A sample graphical user interface is provided below. Your user interface is not being judged. Each set of data can be tested by rerunning the application.

Figure 2

The Snail in the Well

Problem Description

A snail is at the bottom of a well and wants to climb to the top. The snail can climb X feet while the sun is up, but slides down Y feet at night while sleeping. The snail has a fatigue factor of F%, which means that on each successive day the snail climbs F% feet less than it did the previous day. The distance lost to fatigue is always F% of the first day's climbing distance. Given the height of the well, X, Y, and F, on what day does the snail leave the well? An alternative fate is the snail will not be able to climb out of the well and slides back to the bottom. In that case you will need to determine the day when the snail returns to the bottom of the well. Consider the example below.

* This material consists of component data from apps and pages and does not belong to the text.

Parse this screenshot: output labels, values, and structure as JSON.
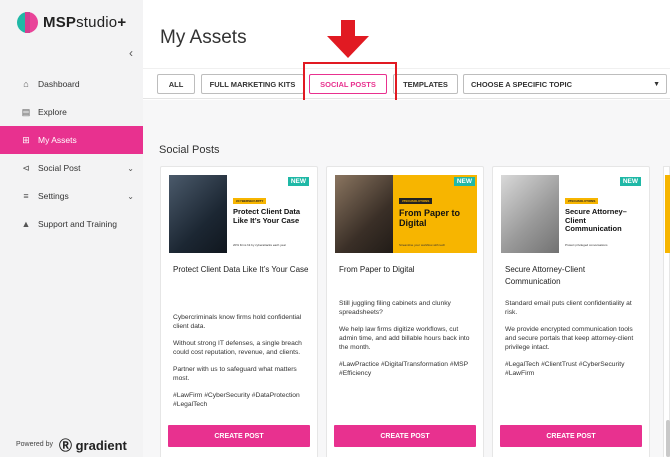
{
  "brand": {
    "name_bold": "MSP",
    "name_light": "studio",
    "name_suffix": "+"
  },
  "sidebar": {
    "collapse_icon": "chevron-left-icon",
    "items": [
      {
        "label": "Dashboard",
        "icon": "home-icon",
        "active": false
      },
      {
        "label": "Explore",
        "icon": "explore-icon",
        "active": false
      },
      {
        "label": "My Assets",
        "icon": "grid-icon",
        "active": true
      },
      {
        "label": "Social Post",
        "icon": "share-icon",
        "active": false,
        "expandable": true
      },
      {
        "label": "Settings",
        "icon": "sliders-icon",
        "active": false,
        "expandable": true
      },
      {
        "label": "Support and Training",
        "icon": "graduation-cap-icon",
        "active": false
      }
    ],
    "powered_by": "Powered by",
    "powered_brand": "gradient"
  },
  "main": {
    "title": "My Assets",
    "filters": {
      "all": "ALL",
      "kits": "FULL MARKETING KITS",
      "social": "SOCIAL POSTS",
      "templates": "TEMPLATES",
      "topic_select": "CHOOSE A SPECIFIC TOPIC"
    },
    "section_title": "Social Posts",
    "cards": [
      {
        "badge": "NEW",
        "thumb_tag": "#CYBERSECURITY",
        "thumb_head": "Protect Client Data Like It’s Your Case",
        "thumb_sub": "20% firms hit by cyberattacks each year",
        "title": "Protect Client Data Like It’s Your Case",
        "p1": "Cybercriminals know firms hold confidential client data.",
        "p2": "Without strong IT defenses, a single breach could cost reputation, revenue, and clients.",
        "p3": "Partner with us to safeguard what matters most.",
        "p4": "#LawFirm #CyberSecurity #DataProtection #LegalTech",
        "button": "CREATE POST"
      },
      {
        "badge": "NEW",
        "thumb_tag": "#TECHSOLUTIONS",
        "thumb_head": "From Paper to Digital",
        "thumb_sub": "Streamline your workflow with tech",
        "title": "From Paper to Digital",
        "p1": "Still juggling filing cabinets and clunky spreadsheets?",
        "p2": "We help law firms digitize workflows, cut admin time, and add billable hours back into the month.",
        "p3": "#LawPractice #DigitalTransformation #MSP #Efficiency",
        "p4": "",
        "button": "CREATE POST"
      },
      {
        "badge": "NEW",
        "thumb_tag": "#TECHSOLUTIONS",
        "thumb_head": "Secure Attorney–Client Communication",
        "thumb_sub": "Protect privileged conversations",
        "title": "Secure Attorney-Client Communication",
        "p1": "Standard email puts client confidentiality at risk.",
        "p2": "We provide encrypted communication tools and secure portals that keep attorney-client privilege intact.",
        "p3": "#LegalTech #ClientTrust #CyberSecurity #LawFirm",
        "p4": "",
        "button": "CREATE POST"
      }
    ]
  },
  "colors": {
    "accent": "#e8318f",
    "teal": "#1fb8a6",
    "yellow": "#f7b500",
    "annotation_red": "#e11a22"
  }
}
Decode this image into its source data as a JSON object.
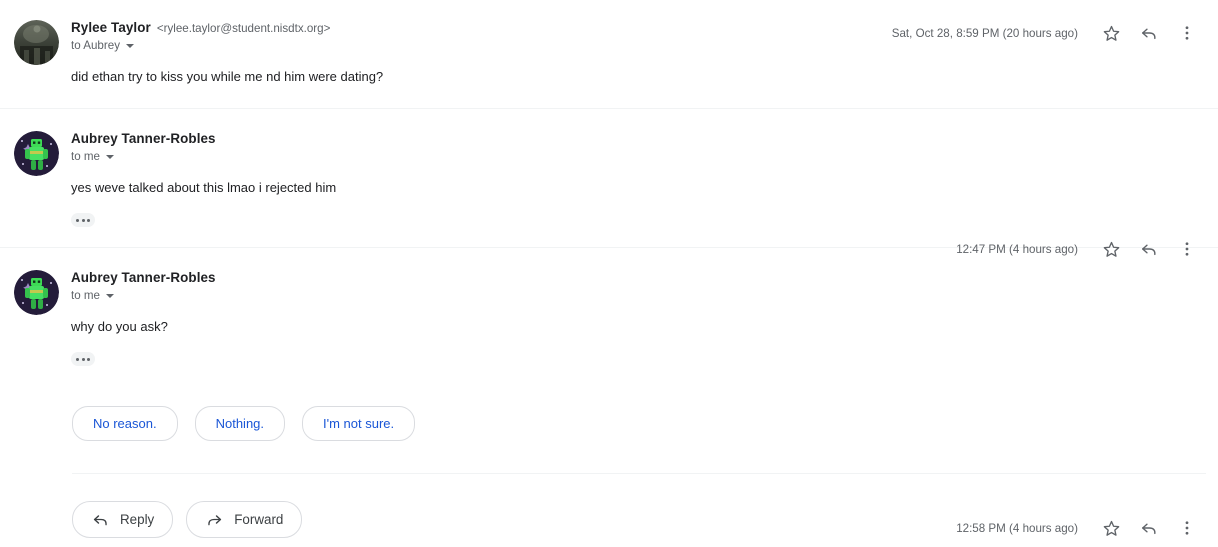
{
  "thread": {
    "messages": [
      {
        "sender": "Rylee Taylor",
        "email": "<rylee.taylor@student.nisdtx.org>",
        "recipient": "to Aubrey",
        "timestamp": "Sat, Oct 28, 8:59 PM (20 hours ago)",
        "body": "did ethan try to kiss you while me nd him were dating?",
        "avatar_type": "photo-dark",
        "has_trimmed": false
      },
      {
        "sender": "Aubrey Tanner-Robles",
        "email": "",
        "recipient": "to me",
        "timestamp": "12:47 PM (4 hours ago)",
        "body": "yes weve talked about this lmao i rejected him",
        "avatar_type": "photo-green",
        "has_trimmed": true
      },
      {
        "sender": "Aubrey Tanner-Robles",
        "email": "",
        "recipient": "to me",
        "timestamp": "12:58 PM (4 hours ago)",
        "body": "why do you ask?",
        "avatar_type": "photo-green",
        "has_trimmed": true
      }
    ]
  },
  "smart_replies": [
    {
      "label": "No reason."
    },
    {
      "label": "Nothing."
    },
    {
      "label": "I'm not sure."
    }
  ],
  "bottom_actions": [
    {
      "label": "Reply",
      "icon": "reply-arrow-icon"
    },
    {
      "label": "Forward",
      "icon": "forward-arrow-icon"
    }
  ],
  "icons": {
    "star": "star-icon",
    "reply": "reply-icon",
    "more": "more-vertical-icon",
    "trimmed": "show-trimmed-content-icon",
    "caret": "chevron-down-icon"
  },
  "colors": {
    "smart_reply_text": "#1a56d6",
    "divider": "#f1f3f4",
    "border": "#dadce0",
    "secondary_text": "#5f6368",
    "primary_text": "#202124"
  }
}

Height of well = 6; X (distance climbed the first day) = 3; Y (distance slipped each night) = 1; F (fatigue percent) = 10

 Day Initial Height Distance Climbed Height After Climbing Height After Sliding 1 0' 3' 3' 2' 2 2' 2.7' 4.7' 3.7' 3 3.7' 2.4' 6.1' -

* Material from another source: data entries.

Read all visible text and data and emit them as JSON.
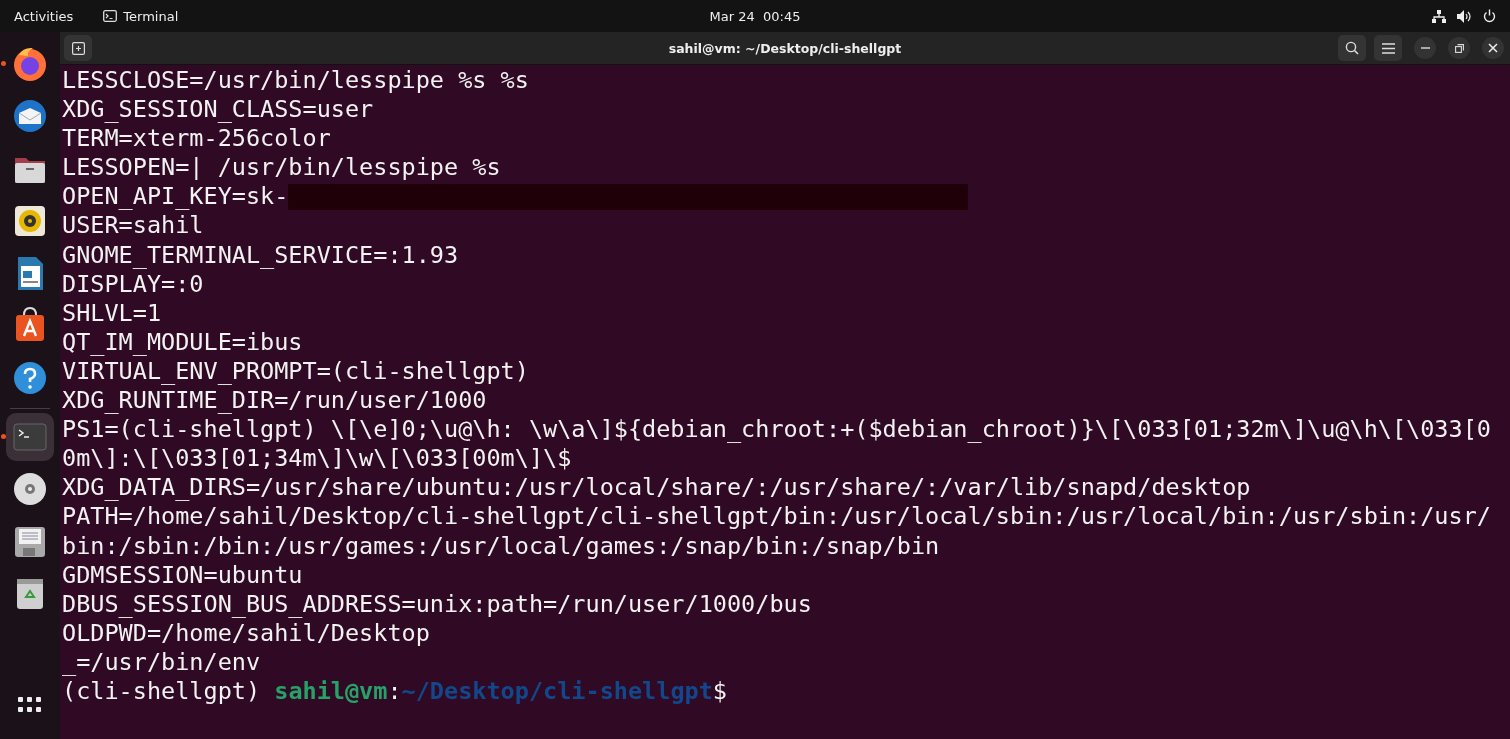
{
  "top_bar": {
    "activities": "Activities",
    "app_name": "Terminal",
    "clock": "Mar 24  00:45"
  },
  "dock": {
    "items": [
      {
        "kind": "firefox",
        "running": true,
        "selected": false
      },
      {
        "kind": "mail",
        "running": false,
        "selected": false
      },
      {
        "kind": "files",
        "running": false,
        "selected": false
      },
      {
        "kind": "music",
        "running": false,
        "selected": false
      },
      {
        "kind": "writer",
        "running": false,
        "selected": false
      },
      {
        "kind": "store",
        "running": false,
        "selected": false
      },
      {
        "kind": "help",
        "running": false,
        "selected": false
      },
      {
        "kind": "terminal",
        "running": true,
        "selected": true
      },
      {
        "kind": "disc",
        "running": false,
        "selected": false
      },
      {
        "kind": "floppy",
        "running": false,
        "selected": false
      },
      {
        "kind": "trash",
        "running": false,
        "selected": false
      }
    ]
  },
  "window": {
    "title": "sahil@vm: ~/Desktop/cli-shellgpt"
  },
  "terminal": {
    "lines": [
      {
        "text": "LESSCLOSE=/usr/bin/lesspipe %s %s"
      },
      {
        "text": "XDG_SESSION_CLASS=user"
      },
      {
        "text": "TERM=xterm-256color"
      },
      {
        "text": "LESSOPEN=| /usr/bin/lesspipe %s"
      },
      {
        "text": "OPEN_API_KEY=sk-",
        "redacted": true
      },
      {
        "text": "USER=sahil"
      },
      {
        "text": "GNOME_TERMINAL_SERVICE=:1.93"
      },
      {
        "text": "DISPLAY=:0"
      },
      {
        "text": "SHLVL=1"
      },
      {
        "text": "QT_IM_MODULE=ibus"
      },
      {
        "text": "VIRTUAL_ENV_PROMPT=(cli-shellgpt)"
      },
      {
        "text": "XDG_RUNTIME_DIR=/run/user/1000"
      },
      {
        "text": "PS1=(cli-shellgpt) \\[\\e]0;\\u@\\h: \\w\\a\\]${debian_chroot:+($debian_chroot)}\\[\\033[01;32m\\]\\u@\\h\\[\\033[0"
      },
      {
        "text": "0m\\]:\\[\\033[01;34m\\]\\w\\[\\033[00m\\]\\$"
      },
      {
        "text": "XDG_DATA_DIRS=/usr/share/ubuntu:/usr/local/share/:/usr/share/:/var/lib/snapd/desktop"
      },
      {
        "text": "PATH=/home/sahil/Desktop/cli-shellgpt/cli-shellgpt/bin:/usr/local/sbin:/usr/local/bin:/usr/sbin:/usr/"
      },
      {
        "text": "bin:/sbin:/bin:/usr/games:/usr/local/games:/snap/bin:/snap/bin"
      },
      {
        "text": "GDMSESSION=ubuntu"
      },
      {
        "text": "DBUS_SESSION_BUS_ADDRESS=unix:path=/run/user/1000/bus"
      },
      {
        "text": "OLDPWD=/home/sahil/Desktop"
      },
      {
        "text": "_=/usr/bin/env"
      }
    ],
    "prompt": [
      {
        "kind": "plain",
        "text": "(cli-shellgpt) "
      },
      {
        "kind": "user",
        "text": "sahil@vm"
      },
      {
        "kind": "plain",
        "text": ":"
      },
      {
        "kind": "path",
        "text": "~/Desktop/cli-shellgpt"
      },
      {
        "kind": "plain",
        "text": "$"
      }
    ]
  }
}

Example 1

The snail’s height on the third day (6.1 feet) exceeds the height of the well (6 feet) and this indicates it has climbed out of the well.

Another example demonstrates the snail failing back to the bottom.

Height of well = 1; X (distance climbed the first day) = 1; Y (distance slipped each night) = 1; F (fatigue percent) = 1.

 Day Initial Height Distance Climbed Height After Climbing Height After Sliding 1 0' 1' 1' 0' 2 0' 0.99' 0.99' -0.01'

Example 2

The snail’s height on the second day (-0.01 feet) is negative and this indicates it has slid back to the bottom of the well.

1. A day consists of a period of sunlight followed by a period of darkness.
2. The snail escapes the well when its height exceeds the height of the well.
3. The snail hits the bottom of the well again when its height becomes negative (< 0).
4. Input will consist of four integer numbers separated by a single space. Each number will be greater than 0 and less than 101. The first number will be the height of the well. The second number will be how far the snail climbs on the first day. (The snail will never climb a negative distance.) The third number will be how far the snail slips each night. The fourth number will be “fatigue factor”.
5. All the numbers input will be considered to be in feet.
6. The fatigue factor is used to determine how much the snail’s climbing ability is reduced. The reduction amount is the same for each day and is based on the climbing distance of the first day. In the example 1 above, the fatigue factor is 10. This means the snail will climb .3 feet less each day. This is calculated as the first day climbing distance (3 feet) times 10 percent.
7. If the fatigue factor drops the snail's climbing distance below zero, the snail does not climb at all that day.
8. The snail always slides the same amount at night regardless of how far it has climbed during the day.
9. The snail never climbs a negative distance. If the fatigue factor drops the snail's climbing distance below zero, the snail does not climb at all that day.
10. The snail leaves the well when the height it has climbed exceeds the height of the well. Your solution should print “Success on day X” where X represents the numerical count of the days.
11. The snail hits the bottom of the well again when its height becomes negative (< 0). Your solution should print “Failure on day X” where X represents the numerical count of the days.
13. The judges will enter additional test data not provided below to further test your application. You don't need to validate the input. The judges will only enter valid data.

Output

For each test case display a single line indicating whether the snail succeeded (left the well) or failed (slid back to the bottom) and on what day. Format the output exactly as shown in the test data below.

Test Data

Height of WellInitial Climbing DistanceSliding DistanceFatigue FactorOutput
6 3 1 10 Success on day 3
10 2 1 50 Failure on day 4
50 5 3 14 Failure on day 7
50 6 4 1 Failure on day 68
50 6 3 1 Success on day 20
1 1 1 1 Failure on day 2

A sample console interface and a graphical user interface are provided below. Your user interface is not being judged. Each set of data can be tested by rerunning the application.

Figure 1

Figure 2